Please give the records below back in full, exactly as shown.

Top of MATERIAL TO PROCESS

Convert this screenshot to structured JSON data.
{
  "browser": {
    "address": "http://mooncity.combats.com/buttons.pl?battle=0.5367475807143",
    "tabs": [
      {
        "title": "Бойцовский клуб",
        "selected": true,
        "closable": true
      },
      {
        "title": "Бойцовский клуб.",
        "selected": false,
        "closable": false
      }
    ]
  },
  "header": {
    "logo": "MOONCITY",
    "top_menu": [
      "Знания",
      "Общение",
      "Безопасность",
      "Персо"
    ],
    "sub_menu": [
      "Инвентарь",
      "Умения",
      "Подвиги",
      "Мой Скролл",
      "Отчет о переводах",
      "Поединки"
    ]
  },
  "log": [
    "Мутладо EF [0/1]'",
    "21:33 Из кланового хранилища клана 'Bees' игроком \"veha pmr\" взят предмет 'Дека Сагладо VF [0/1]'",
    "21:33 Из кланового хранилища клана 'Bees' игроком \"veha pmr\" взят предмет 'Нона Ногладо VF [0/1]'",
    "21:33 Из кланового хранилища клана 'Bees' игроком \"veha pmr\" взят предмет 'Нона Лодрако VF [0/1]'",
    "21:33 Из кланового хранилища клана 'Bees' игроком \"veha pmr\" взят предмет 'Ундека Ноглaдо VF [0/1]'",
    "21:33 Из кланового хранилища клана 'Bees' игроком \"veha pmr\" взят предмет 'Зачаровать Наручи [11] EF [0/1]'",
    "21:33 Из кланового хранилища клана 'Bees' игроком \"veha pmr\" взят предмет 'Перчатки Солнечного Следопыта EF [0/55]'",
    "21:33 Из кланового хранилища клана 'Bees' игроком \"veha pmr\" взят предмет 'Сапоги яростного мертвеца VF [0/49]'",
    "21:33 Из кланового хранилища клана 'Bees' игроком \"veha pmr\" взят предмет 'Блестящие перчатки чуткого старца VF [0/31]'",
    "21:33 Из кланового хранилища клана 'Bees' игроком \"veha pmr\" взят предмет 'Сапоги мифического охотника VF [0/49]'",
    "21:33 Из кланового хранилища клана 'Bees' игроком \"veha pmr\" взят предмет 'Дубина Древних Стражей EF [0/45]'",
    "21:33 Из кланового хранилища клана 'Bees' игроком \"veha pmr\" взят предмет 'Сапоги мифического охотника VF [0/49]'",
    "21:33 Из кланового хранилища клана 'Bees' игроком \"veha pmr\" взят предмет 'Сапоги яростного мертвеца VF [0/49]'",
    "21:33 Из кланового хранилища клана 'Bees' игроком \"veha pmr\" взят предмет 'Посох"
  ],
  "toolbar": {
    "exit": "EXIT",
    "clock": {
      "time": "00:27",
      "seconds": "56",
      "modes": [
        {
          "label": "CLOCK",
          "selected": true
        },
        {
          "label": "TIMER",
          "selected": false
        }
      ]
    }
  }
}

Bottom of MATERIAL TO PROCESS

TASK RESULT:
Convert this screenshot to structured JSON data.
{
  "browser": {
    "address": "http://mooncity.combats.com/buttons.pl?battle=0.5367475807143",
    "tabs": [
      {
        "title": "Бойцовский клуб",
        "selected": true,
        "closable": true
      },
      {
        "title": "Бойцовский клуб.",
        "selected": false,
        "closable": false
      }
    ]
  },
  "header": {
    "logo": "MOONCITY",
    "top_menu": [
      "Знания",
      "Общение",
      "Безопасность",
      "Персо"
    ],
    "sub_menu": [
      "Инвентарь",
      "Умения",
      "Подвиги",
      "Мой Скролл",
      "Отчет о переводах",
      "Поединки"
    ]
  },
  "log": [
    "Мутладо EF [0/1]'",
    "21:33 Из кланового хранилища клана 'Bees' игроком \"veha pmr\" взят предмет 'Дека Сагладо VF [0/1]'",
    "21:33 Из кланового хранилища клана 'Bees' игроком \"veha pmr\" взят предмет 'Нона Ногладо VF [0/1]'",
    "21:33 Из кланового хранилища клана 'Bees' игроком \"veha pmr\" взят предмет 'Нона Лодрако VF [0/1]'",
    "21:33 Из кланового хранилища клана 'Bees' игроком \"veha pmr\" взят предмет 'Ундека Ноглaдо VF [0/1]'",
    "21:33 Из кланового хранилища клана 'Bees' игроком \"veha pmr\" взят предмет 'Зачаровать Наручи [11] EF [0/1]'",
    "21:33 Из кланового хранилища клана 'Bees' игроком \"veha pmr\" взят предмет 'Перчатки Солнечного Следопыта EF [0/55]'",
    "21:33 Из кланового хранилища клана 'Bees' игроком \"veha pmr\" взят предмет 'Сапоги яростного мертвеца VF [0/49]'",
    "21:33 Из кланового хранилища клана 'Bees' игроком \"veha pmr\" взят предмет 'Блестящие перчатки чуткого старца VF [0/31]'",
    "21:33 Из кланового хранилища клана 'Bees' игроком \"veha pmr\" взят предмет 'Сапоги мифического охотника VF [0/49]'",
    "21:33 Из кланового хранилища клана 'Bees' игроком \"veha pmr\" взят предмет 'Дубина Древних Стражей EF [0/45]'",
    "21:33 Из кланового хранилища клана 'Bees' игроком \"veha pmr\" взят предмет 'Сапоги мифического охотника VF [0/49]'",
    "21:33 Из кланового хранилища клана 'Bees' игроком \"veha pmr\" взят предмет 'Сапоги яростного мертвеца VF [0/49]'",
    "21:33 Из кланового хранилища клана 'Bees' игроком \"veha pmr\" взят предмет 'Посох"
  ],
  "toolbar": {
    "exit": "EXIT",
    "clock": {
      "time": "00:27",
      "seconds": "56",
      "modes": [
        {
          "label": "CLOCK",
          "selected": true
        },
        {
          "label": "TIMER",
          "selected": false
        }
      ]
    }
  }
}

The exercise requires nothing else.